Types of Amalgam | Steps for Recycling Amalgam | Best Management Practices for Amalgam WasteQuestions to Ask Your Recycler | Amalgam Waste Recyclers
Mercury in the environment is bioaccumulative, which means it can build up in fish and cause health problems in humans and other animals that eat fish. Many state health professionals recommend limiting fish consumption, especially for children and pregnant women. Dental amalgam waste can be recycled to help prevent the release of
mercury to the environment. Dental associations, dentists, waste managers and regulators have worked together to develop a guide for the handling and recycling of amalgam waste.
Mercury is a naturally occurring metal, however, about half of the mercury released to the environment comes from human activity. Of that amount, 53% is emitted from the combustion of fuels for energy production and 34% is from the combustion of waste. Some mercury released into the air eventually collects in the waterways where it enters the food chain.
Although mercury in the form of dental amalgam is very stable, amalgam should never be disposed of in the garbage or the infectious waste “red bag” and it should never be rinsed down the drain.
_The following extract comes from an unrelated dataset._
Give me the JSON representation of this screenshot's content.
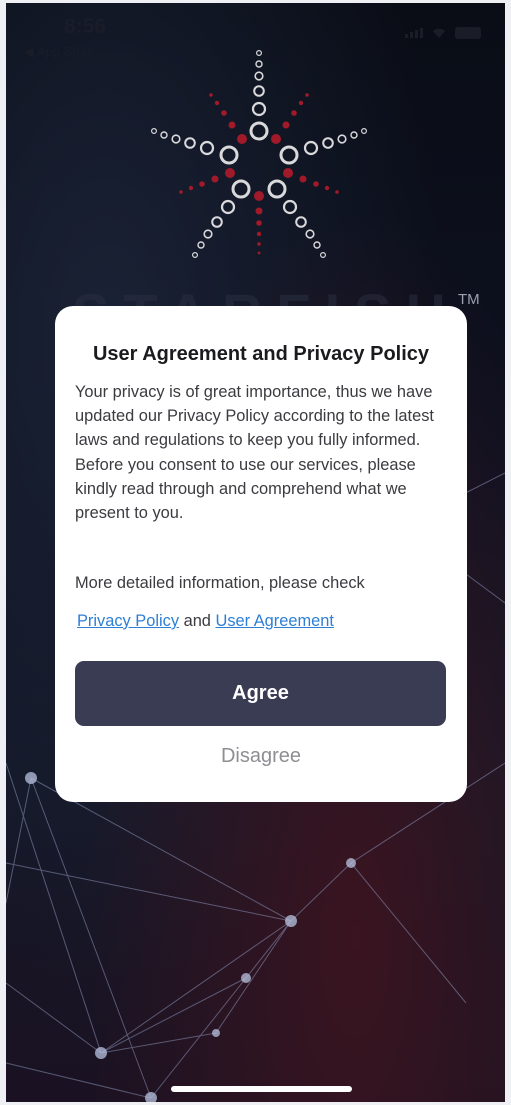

The reason is that some communities incinerate municipal garbage, medical waste and sludge from waste water treatment plants. If amalgam waste ends up in one of these incinerated waste streams, it can volatilize at high temperatures and mercury will be released into the environment.
Amalgam waste kept separate from other waste can be recycled to reduce mercury emissions. Mercury can be recovered from amalgam wastes through a distillation process and reused in new products. After extensive review, waste regulators in the Great Lakes States recommend recycling amalgam as a best management practice for dental offices.
Below is a list of some amalgam waste recyclers that handle amalgam waste. Appearance on this list does not constitute an endorsement. Select a recycling facility that serves your amalgam recycling needs. Notice that not all the recycling companies accept all types of amalgam waste and services can vary widely. Contact a recycler before recovering amalgam and ask about any specific handling instructions.
We recommend asking amalgam waste recyclers the following questions:
A tradition of working for the dental profession. The Chicago Dental Society was organized in 1864 and incorporated in 1878. The objective of the Chicago Dental Society is to encourage the improvement of the health of the public, to promote the art and science of dentistry and to represent the intrest of the members of the profession and the public that it serves.
401 North Michigan AvenueSuite 200Chicago, Illinois 60611